WHAT THE TASK ASKS. An exact reproduction of every record is required.

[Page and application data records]
*** Begin section ***

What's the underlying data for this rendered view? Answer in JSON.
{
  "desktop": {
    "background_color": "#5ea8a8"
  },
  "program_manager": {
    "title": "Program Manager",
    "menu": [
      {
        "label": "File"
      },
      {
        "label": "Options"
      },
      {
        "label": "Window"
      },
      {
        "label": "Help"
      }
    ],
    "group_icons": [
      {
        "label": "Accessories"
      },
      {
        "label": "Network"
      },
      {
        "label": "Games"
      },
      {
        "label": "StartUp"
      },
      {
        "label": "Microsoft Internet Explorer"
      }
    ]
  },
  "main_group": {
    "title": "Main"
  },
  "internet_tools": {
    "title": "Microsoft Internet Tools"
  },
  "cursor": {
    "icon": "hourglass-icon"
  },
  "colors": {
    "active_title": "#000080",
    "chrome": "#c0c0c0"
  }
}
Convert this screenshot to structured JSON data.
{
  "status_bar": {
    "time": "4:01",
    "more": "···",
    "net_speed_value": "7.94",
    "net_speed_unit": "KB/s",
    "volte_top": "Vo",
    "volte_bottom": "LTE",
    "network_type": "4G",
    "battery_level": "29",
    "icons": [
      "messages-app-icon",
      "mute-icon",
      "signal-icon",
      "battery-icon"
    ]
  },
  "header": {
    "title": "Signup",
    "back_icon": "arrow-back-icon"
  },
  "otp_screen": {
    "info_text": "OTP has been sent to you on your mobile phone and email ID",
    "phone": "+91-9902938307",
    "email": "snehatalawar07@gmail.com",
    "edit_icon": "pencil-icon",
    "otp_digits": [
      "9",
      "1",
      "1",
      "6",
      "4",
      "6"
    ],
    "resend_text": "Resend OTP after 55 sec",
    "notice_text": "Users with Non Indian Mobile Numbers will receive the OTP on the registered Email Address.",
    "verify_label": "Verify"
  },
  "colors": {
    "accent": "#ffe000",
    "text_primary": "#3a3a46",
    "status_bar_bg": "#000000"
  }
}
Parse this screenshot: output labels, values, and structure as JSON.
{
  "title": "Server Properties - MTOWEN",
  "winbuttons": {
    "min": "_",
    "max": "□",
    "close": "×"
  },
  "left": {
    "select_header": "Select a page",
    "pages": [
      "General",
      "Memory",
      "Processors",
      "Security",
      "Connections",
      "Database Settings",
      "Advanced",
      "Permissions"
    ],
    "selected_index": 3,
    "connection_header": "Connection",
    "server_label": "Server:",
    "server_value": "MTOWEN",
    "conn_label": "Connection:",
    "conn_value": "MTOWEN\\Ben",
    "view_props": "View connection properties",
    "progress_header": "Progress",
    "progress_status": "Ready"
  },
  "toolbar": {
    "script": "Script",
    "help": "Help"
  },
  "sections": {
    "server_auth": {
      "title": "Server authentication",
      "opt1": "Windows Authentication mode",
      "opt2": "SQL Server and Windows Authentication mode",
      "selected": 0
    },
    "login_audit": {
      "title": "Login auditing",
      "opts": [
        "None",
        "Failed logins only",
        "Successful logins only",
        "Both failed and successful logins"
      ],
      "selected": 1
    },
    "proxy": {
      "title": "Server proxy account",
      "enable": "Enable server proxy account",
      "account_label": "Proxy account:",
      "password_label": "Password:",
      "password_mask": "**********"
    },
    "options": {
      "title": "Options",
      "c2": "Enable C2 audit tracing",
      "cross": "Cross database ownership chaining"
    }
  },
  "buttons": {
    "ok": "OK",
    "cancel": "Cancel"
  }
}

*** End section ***

THE COMPLETED TASK.
What's the underlying data for this rendered view? Answer in JSON.
{
  "desktop": {
    "background_color": "#5ea8a8"
  },
  "program_manager": {
    "title": "Program Manager",
    "menu": [
      {
        "label": "File"
      },
      {
        "label": "Options"
      },
      {
        "label": "Window"
      },
      {
        "label": "Help"
      }
    ],
    "group_icons": [
      {
        "label": "Accessories"
      },
      {
        "label": "Network"
      },
      {
        "label": "Games"
      },
      {
        "label": "StartUp"
      },
      {
        "label": "Microsoft Internet Explorer"
      }
    ]
  },
  "main_group": {
    "title": "Main"
  },
  "internet_tools": {
    "title": "Microsoft Internet Tools"
  },
  "cursor": {
    "icon": "hourglass-icon"
  },
  "colors": {
    "active_title": "#000080",
    "chrome": "#c0c0c0"
  }
}
Convert this screenshot to structured JSON data.
{
  "status_bar": {
    "time": "4:01",
    "more": "···",
    "net_speed_value": "7.94",
    "net_speed_unit": "KB/s",
    "volte_top": "Vo",
    "volte_bottom": "LTE",
    "network_type": "4G",
    "battery_level": "29",
    "icons": [
      "messages-app-icon",
      "mute-icon",
      "signal-icon",
      "battery-icon"
    ]
  },
  "header": {
    "title": "Signup",
    "back_icon": "arrow-back-icon"
  },
  "otp_screen": {
    "info_text": "OTP has been sent to you on your mobile phone and email ID",
    "phone": "+91-9902938307",
    "email": "snehatalawar07@gmail.com",
    "edit_icon": "pencil-icon",
    "otp_digits": [
      "9",
      "1",
      "1",
      "6",
      "4",
      "6"
    ],
    "resend_text": "Resend OTP after 55 sec",
    "notice_text": "Users with Non Indian Mobile Numbers will receive the OTP on the registered Email Address.",
    "verify_label": "Verify"
  },
  "colors": {
    "accent": "#ffe000",
    "text_primary": "#3a3a46",
    "status_bar_bg": "#000000"
  }
}
Parse this screenshot: output labels, values, and structure as JSON.
{
  "title": "Server Properties - MTOWEN",
  "winbuttons": {
    "min": "_",
    "max": "□",
    "close": "×"
  },
  "left": {
    "select_header": "Select a page",
    "pages": [
      "General",
      "Memory",
      "Processors",
      "Security",
      "Connections",
      "Database Settings",
      "Advanced",
      "Permissions"
    ],
    "selected_index": 3,
    "connection_header": "Connection",
    "server_label": "Server:",
    "server_value": "MTOWEN",
    "conn_label": "Connection:",
    "conn_value": "MTOWEN\\Ben",
    "view_props": "View connection properties",
    "progress_header": "Progress",
    "progress_status": "Ready"
  },
  "toolbar": {
    "script": "Script",
    "help": "Help"
  },
  "sections": {
    "server_auth": {
      "title": "Server authentication",
      "opt1": "Windows Authentication mode",
      "opt2": "SQL Server and Windows Authentication mode",
      "selected": 0
    },
    "login_audit": {
      "title": "Login auditing",
      "opts": [
        "None",
        "Failed logins only",
        "Successful logins only",
        "Both failed and successful logins"
      ],
      "selected": 1
    },
    "proxy": {
      "title": "Server proxy account",
      "enable": "Enable server proxy account",
      "account_label": "Proxy account:",
      "password_label": "Password:",
      "password_mask": "**********"
    },
    "options": {
      "title": "Options",
      "c2": "Enable C2 audit tracing",
      "cross": "Cross database ownership chaining"
    }
  },
  "buttons": {
    "ok": "OK",
    "cancel": "Cancel"
  }
}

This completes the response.